Given that I think the threat is sensationalised needlessly, *isn’t* being used to harm users, yeah, I would say so.

When you start approaching software and Services from the perspective you are coming from, it starts to get ridiculous pretty quickly.

For example, one could advocate for Garuda Linux to have its own server infrastructure, because the current one could be monitored. Or require users to pin SSL certificates manually, because SSL pins from Browsers may be purposefully malicious (what if I told you those are managed by an actual tech giant known for selling user data!). Or ask Garuda Linux to host their own DNS server, because nothing stops the authorative DNS server from creating a SSL certificate in our name at any time.

At some point, there is a limit to how much fear is reasonable in this case. Realistically, how much personal data that only you can see are you sharing with Cloudflare on Garuda Linux’s web presence? I assume you use a different password or OAuth (if you don’t, you should) for your login. The rest you post is public anyway on the forum for example, so there is no fear of privacy violation either.

Some services like our bitwarden instance might be a concern, but bitwarden is fully end to end encrypted. Neither cloudflare, nor us, the server operators, are able to see your personal data. The same applies to the firedragon sync server, I do believe.


While i disagree that it’s ridiculous, especially DNS part…we haven’t even got to hardware trust…haven’t we? :joy:

Yep, me of course is covered plenty - i don’t worry or fear for myself, coz i don’t do or write anything that could really personalize…if i were - i wouldn’t write anything at all! :joy:

Not everyone is me though… :thinking:
Also i don’t think fear is a good metrics here, for example i don’t fear Microsoft…i just REALLY don’t like it for everything that they’ve done, that’s why i’m on Linux. It’s a rational choice.
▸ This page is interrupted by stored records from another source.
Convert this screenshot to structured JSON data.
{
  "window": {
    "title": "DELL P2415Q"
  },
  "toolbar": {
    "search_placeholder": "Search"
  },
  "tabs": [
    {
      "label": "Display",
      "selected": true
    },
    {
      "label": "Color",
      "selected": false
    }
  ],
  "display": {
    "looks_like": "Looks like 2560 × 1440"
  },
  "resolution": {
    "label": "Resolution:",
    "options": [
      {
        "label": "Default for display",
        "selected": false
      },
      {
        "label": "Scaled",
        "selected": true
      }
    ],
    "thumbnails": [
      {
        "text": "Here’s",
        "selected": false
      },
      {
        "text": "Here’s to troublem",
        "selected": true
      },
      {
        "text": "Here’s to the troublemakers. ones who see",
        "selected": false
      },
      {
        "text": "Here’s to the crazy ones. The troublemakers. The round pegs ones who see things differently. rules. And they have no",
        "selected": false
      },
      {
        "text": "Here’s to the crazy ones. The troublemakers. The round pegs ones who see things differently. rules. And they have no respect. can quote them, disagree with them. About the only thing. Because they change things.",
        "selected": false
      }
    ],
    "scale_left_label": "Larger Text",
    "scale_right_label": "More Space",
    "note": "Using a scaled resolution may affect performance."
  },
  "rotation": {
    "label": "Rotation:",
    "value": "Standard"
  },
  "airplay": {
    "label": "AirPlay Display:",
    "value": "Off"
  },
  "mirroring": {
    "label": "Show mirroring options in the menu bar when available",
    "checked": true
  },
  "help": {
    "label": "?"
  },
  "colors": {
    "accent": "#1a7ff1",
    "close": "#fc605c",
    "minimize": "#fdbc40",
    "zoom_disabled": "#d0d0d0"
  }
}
This topic was automatically closed 2 days after the last reply. New replies are no longer allowed.